  • 68% of marketers say changes to the collection of consumer data will require their company to re-evaluate its marketing strategy.
  • 49% of brands and 42% of agencies use third-party persistent identifiers as a part of their marketing strategy today.
  • Marketers currently use an average of 8 identity solutions across at least 6 partners today; and they expect to require just as many in the future.

Combining first-party data is a definitive way to achieve scale and knowledge.

Brands can do that safely with a well-designed data clean room. But it needs to have the proper controls, which organizations understand.

With a clean room, you get:

  • Enhanced consumer/customer data
  • Minimal risk of PII exposure or misuse​
  • Active collaboration with fewer barriers​
  • Improved output and results

Experian has had clean-room-like solutions for years.

It started with companies who were comfortable allowing Experian to match PII to credit data for insights and decisions. In these early cases, Experian was doing the matching and providing the insights back to brands.
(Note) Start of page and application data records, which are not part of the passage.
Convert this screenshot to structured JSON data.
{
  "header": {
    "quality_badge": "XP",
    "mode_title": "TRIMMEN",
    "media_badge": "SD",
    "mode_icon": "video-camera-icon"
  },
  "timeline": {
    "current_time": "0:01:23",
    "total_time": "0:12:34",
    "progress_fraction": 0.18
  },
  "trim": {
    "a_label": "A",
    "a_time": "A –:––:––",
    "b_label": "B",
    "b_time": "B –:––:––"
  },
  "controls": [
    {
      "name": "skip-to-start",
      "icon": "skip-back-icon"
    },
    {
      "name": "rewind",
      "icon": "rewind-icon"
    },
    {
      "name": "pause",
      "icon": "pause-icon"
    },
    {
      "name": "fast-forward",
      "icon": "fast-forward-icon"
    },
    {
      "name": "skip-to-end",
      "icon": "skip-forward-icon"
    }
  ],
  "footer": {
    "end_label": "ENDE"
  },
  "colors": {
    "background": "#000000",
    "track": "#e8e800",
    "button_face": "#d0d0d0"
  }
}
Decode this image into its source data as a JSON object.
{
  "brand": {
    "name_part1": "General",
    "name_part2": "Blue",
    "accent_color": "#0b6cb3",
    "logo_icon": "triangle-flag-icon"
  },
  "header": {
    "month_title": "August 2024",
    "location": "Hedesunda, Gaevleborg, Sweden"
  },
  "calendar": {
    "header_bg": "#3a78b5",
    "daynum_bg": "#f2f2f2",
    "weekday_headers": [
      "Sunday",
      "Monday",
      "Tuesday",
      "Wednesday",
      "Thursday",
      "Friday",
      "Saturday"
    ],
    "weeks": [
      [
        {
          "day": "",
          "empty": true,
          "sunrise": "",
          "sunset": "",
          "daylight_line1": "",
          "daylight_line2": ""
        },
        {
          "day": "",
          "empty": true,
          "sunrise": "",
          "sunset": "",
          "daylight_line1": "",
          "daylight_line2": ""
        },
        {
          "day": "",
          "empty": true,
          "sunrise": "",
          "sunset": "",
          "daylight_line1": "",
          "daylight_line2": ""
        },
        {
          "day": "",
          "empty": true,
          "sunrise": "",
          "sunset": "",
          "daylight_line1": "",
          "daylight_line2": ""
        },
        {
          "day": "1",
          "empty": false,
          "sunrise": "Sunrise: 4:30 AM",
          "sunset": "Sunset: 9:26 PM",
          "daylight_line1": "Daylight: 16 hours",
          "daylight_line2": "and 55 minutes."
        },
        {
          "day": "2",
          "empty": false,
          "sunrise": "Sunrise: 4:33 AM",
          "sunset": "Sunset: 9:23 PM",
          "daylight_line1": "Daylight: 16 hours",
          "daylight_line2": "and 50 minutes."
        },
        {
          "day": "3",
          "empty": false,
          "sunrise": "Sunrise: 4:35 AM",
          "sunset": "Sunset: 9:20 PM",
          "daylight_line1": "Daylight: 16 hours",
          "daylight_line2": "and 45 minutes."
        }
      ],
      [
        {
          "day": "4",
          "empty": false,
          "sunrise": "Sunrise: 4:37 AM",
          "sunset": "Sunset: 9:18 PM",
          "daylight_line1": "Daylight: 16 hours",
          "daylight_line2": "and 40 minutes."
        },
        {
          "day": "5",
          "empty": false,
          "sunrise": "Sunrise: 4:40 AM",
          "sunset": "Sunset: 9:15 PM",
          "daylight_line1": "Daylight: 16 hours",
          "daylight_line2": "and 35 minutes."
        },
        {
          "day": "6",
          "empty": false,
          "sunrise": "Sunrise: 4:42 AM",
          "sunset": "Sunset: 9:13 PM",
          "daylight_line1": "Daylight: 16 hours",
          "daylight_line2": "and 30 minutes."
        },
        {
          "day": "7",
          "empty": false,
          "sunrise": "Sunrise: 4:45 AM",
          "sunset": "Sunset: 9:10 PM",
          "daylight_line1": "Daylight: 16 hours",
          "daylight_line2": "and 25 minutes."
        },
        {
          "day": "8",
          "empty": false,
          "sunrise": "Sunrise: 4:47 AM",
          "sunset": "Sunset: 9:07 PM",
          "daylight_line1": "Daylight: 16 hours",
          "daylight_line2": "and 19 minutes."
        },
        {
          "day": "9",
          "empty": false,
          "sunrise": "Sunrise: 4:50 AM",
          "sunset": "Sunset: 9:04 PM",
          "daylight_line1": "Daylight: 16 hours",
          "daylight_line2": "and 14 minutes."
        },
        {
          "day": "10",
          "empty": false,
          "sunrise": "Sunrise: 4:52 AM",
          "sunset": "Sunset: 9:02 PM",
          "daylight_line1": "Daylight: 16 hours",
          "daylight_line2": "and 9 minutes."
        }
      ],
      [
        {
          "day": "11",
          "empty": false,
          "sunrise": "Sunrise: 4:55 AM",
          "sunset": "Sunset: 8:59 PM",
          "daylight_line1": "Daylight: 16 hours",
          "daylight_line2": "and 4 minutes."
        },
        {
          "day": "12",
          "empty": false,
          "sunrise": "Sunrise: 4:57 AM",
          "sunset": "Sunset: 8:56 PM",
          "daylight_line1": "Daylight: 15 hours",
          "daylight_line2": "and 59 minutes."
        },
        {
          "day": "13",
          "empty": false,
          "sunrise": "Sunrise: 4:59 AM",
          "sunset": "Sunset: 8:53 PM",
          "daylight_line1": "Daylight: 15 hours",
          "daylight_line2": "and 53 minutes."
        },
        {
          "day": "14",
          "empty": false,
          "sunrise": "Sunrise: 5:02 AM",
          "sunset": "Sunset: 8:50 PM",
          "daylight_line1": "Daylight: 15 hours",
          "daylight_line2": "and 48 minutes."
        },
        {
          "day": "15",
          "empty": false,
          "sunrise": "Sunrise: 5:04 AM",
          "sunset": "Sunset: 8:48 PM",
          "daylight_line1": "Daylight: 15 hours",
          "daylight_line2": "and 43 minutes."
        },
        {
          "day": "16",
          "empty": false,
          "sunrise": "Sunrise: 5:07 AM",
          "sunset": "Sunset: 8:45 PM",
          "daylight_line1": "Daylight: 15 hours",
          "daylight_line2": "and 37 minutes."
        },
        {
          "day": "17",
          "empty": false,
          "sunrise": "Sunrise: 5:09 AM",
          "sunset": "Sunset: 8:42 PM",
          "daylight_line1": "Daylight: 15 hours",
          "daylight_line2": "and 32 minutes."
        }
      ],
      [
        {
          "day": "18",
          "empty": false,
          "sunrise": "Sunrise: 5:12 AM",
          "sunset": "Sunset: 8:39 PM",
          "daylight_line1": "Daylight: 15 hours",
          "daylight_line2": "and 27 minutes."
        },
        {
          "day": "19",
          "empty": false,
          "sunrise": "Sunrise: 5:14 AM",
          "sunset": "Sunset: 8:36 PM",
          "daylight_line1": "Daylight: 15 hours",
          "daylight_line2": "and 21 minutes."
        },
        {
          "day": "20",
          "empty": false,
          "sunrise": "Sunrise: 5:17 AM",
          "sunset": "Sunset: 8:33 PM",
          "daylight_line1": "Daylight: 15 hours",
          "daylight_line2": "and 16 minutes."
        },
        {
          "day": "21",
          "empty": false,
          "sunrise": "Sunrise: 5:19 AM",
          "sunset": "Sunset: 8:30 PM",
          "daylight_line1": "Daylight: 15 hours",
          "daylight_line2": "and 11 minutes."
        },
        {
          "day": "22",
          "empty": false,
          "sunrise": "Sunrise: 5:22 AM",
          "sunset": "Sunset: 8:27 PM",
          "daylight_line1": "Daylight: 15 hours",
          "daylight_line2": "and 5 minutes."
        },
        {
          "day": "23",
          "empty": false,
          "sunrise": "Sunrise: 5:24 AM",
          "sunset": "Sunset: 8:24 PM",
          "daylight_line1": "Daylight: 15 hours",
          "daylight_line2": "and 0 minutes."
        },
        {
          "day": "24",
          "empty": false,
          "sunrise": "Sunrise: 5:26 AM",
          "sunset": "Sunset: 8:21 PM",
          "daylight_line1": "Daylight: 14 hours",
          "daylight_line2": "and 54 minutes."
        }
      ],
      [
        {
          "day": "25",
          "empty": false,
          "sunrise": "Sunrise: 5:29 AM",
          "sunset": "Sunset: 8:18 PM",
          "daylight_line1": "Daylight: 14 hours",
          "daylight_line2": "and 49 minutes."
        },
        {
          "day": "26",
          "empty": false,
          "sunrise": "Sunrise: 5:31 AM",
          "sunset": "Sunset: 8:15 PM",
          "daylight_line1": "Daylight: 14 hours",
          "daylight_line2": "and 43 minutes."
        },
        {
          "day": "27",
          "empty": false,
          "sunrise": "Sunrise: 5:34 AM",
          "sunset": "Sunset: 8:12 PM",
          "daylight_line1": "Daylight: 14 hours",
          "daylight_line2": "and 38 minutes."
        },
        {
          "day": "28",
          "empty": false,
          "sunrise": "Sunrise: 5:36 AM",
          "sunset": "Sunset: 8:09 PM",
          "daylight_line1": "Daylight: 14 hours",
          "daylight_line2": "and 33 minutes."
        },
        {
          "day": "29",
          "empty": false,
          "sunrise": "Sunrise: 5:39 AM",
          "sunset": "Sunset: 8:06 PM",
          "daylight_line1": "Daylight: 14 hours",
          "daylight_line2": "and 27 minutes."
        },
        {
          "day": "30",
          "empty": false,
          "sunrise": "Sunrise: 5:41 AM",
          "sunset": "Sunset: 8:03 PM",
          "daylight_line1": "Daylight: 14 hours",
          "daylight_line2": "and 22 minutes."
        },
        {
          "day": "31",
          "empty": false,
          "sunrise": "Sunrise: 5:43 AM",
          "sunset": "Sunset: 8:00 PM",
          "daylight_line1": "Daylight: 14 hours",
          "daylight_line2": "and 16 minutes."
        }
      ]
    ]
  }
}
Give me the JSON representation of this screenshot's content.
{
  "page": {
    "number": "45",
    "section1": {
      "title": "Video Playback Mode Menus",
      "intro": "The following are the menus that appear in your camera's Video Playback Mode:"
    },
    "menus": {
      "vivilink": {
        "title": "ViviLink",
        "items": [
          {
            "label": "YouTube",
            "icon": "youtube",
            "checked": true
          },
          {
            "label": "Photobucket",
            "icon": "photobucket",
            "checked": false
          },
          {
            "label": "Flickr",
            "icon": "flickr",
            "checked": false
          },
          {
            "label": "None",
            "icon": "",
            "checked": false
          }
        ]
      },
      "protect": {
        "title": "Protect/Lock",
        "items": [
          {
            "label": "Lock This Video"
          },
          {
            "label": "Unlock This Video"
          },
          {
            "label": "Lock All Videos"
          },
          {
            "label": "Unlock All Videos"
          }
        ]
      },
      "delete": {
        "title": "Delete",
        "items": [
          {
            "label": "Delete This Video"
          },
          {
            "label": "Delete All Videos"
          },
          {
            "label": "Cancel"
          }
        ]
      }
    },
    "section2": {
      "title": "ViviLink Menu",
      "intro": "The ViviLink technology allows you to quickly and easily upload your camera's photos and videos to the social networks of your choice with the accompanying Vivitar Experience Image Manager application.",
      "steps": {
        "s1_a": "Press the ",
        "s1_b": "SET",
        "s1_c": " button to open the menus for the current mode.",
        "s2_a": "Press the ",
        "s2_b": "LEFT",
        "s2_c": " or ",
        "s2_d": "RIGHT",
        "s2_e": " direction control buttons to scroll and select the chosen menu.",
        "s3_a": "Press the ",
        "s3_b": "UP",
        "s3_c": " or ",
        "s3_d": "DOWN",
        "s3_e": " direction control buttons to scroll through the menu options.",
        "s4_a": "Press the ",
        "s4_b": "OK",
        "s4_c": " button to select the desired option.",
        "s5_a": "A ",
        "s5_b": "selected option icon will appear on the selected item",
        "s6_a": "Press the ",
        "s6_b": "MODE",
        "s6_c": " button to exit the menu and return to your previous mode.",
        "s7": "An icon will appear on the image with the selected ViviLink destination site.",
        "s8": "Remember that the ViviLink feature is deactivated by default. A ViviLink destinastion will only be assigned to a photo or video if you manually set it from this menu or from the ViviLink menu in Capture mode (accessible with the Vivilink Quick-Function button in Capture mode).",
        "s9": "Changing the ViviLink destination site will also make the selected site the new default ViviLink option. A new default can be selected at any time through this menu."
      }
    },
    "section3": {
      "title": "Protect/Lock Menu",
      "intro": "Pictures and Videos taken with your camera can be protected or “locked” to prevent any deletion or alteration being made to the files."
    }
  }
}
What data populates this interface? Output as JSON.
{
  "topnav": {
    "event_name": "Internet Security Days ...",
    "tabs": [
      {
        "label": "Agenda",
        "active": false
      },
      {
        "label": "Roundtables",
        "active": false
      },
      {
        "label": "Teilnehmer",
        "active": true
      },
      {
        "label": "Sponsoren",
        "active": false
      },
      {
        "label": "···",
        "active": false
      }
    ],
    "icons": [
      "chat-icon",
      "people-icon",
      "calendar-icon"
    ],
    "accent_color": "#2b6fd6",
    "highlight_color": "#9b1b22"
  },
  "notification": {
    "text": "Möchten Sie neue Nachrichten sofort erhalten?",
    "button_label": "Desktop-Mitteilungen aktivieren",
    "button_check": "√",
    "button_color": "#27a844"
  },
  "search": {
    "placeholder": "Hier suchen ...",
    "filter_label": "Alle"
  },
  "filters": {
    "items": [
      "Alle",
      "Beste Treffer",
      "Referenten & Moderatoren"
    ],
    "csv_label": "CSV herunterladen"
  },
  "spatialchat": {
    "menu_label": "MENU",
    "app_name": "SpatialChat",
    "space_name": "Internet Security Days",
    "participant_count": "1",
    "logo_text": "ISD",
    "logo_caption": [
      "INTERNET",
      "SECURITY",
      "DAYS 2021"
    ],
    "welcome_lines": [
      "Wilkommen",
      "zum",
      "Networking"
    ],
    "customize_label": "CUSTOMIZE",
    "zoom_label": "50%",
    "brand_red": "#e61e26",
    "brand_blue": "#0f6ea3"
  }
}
This evolved as companies wanted more control over the data in a self-service model.

Here are some of the results they saw:

  • $7M revenue through better predictive models
  • Models and benchmarks 30% faster
  • $2.9M in prevented losses
  • 60% efficiency gains and +$1.5M in economic benefits
  • 171% of ROI in 2 years from Regulatory Analytics

The award winning Ascend Technology Platform really took off for clients in our financial services space. The platform offers unparalleled breadth, depth of financial data as well as best-in-class modelling and decisioning analytics.

The highly regulated environment of finance services meant it was imperative to help marketers control and product data in a privacy-forward manner. Guided by that experience, Experian strengthened and adapted our strategies into a solution for the new era of data collaboration.

Introducing Experian Sanctuary

Sanctuary is a permissioned data collaboration workspace optimized for advanced analytics and audience activation.

It is a secure environment that allows independent parties to share data assets in a safe way to generate insights, create marketing campaigns, and measure program effectiveness.

A data owner and one or more data contributors input their first-party data into the Experian Sanctuary environment, where data standardization, linkage and anonymization connect and protect the data. Outputs include: customer overlap, identification, customer profiling, look-a-like modeling, and multi-channel activation.

Here’s what you’ll find in Experian Sanctuary:

  1. Industry-leading identity resolution
  2. Unique, synthetic IDs to link and protect consumer data
  3. Permissioned data collaboration
  4. Marketer and Data Scientist workspaces
  5. Embedded ConsumerView attributes
  6. Advanced modeling capabilities
  7. Activation destinations
  8. Measurement analytics workspace

Collect, use and collaborate responsibly.

Data that marketers and publishers now collect is increasingly tied to real people. The controls we put around data, how we combine it with other datasets, and how we help brands unlock value inside of safe environments will keep accelerating.

Clean rooms are critical for an era of privacy-friendly data management. Solutions like Sanctuary will be here to serve this critical function in our future industry.